The Kenyan government is preparing to distribute a significant Ksh.20 million to 16,000 Kenyan musicians on January 25, 2024, as announced by the Music Copyright Society of Kenya (MCSK).
The long-awaited payout is a result of years of musicians fighting for just remuneration for their creative work.
Each artist is slated to receive Ksh.1,250 in royalties. Ezekiel Mutua, MCSK’s CEO, recognized the government’s dedication to increasing payment rates.
The updated music rates, developed in partnership with Google, broadcasters, and Matatu operators, are designed to provide fair compensation for musicians. The MoU signed with various stakeholders is a testament to the collaborative endeavor to empower creators and stimulate growth in the Kenyan music sector.
During the 31st Annual General Meeting of MCSK, musicians expressed their concerns about unpaid royalties and the perceived disregard of the music industry by the relevant authorities. Mutua assured artists that the government is actively reassessing tariffs and royalties to ensure fair compensation and is strengthening copyright laws to protect musicians’ work.
Under Mutua the music industry has seen significant changes, including a significant rise in YouTube music pay rates to 16.5 percent, a leap from the previous 1.7 percent.
This rate surpasses those in many countries, including the United States. Mutua urged musicians to create meaningful music free from vulgar language and promised government backing in strengthening copyright laws for better protection.
Kenyan musicians have long called for government intervention to tackle industry challenges and ensure fair royalty collection. The expected payout signifies a major step towards acknowledging and compensating artists for their invaluable contributions to the dynamic Kenyan music scene.

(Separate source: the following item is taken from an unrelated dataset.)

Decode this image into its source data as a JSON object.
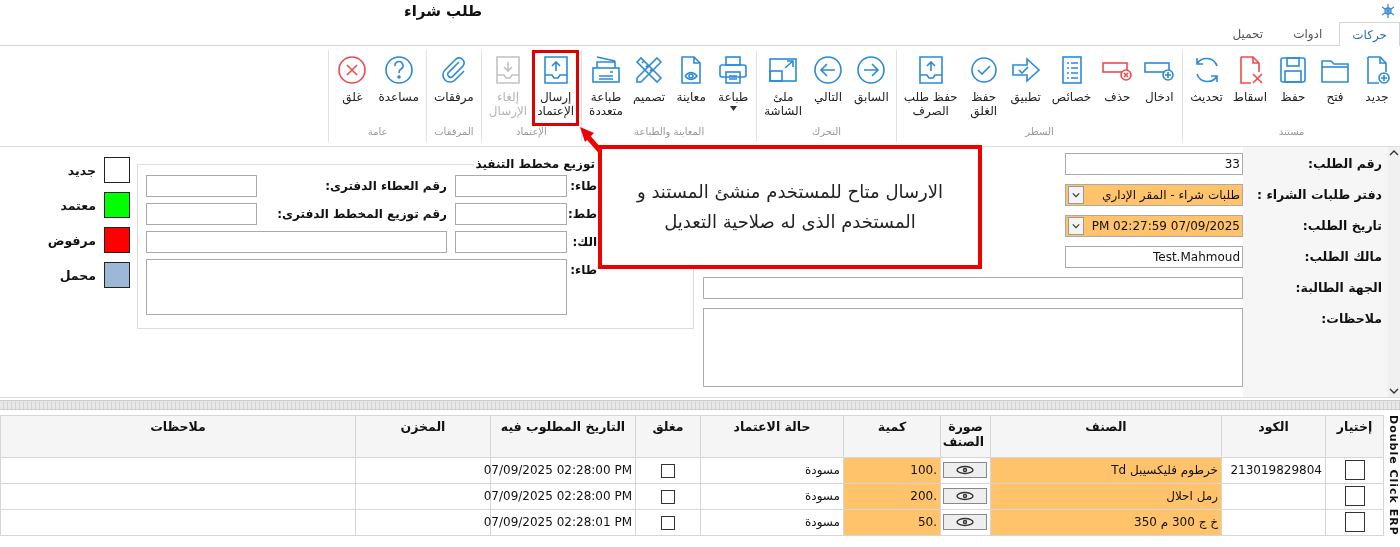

In Kenya, there are four CMOs. KOPIKEN licenses the reproduction of copyrighted materials; PRiSK represents performers in music and dramatic works; MCSK collects and distributes royalties on behalf of authors, composers, and publishers in the music industry.
The fourth, KAMP, collects and distributes royalties to producers of sound recordings. MCSK also represents the interests of other performing rights organizations in Kenya through reciprocal agreements.
As per the Music Act of Kenya, establishments such as bars and discotheques, businesses like salons, barber shops, and Matatus (public transport vehicles), among others, need copyright licenses from MCSK to play local music. Radio and television stations also pay to broadcast music.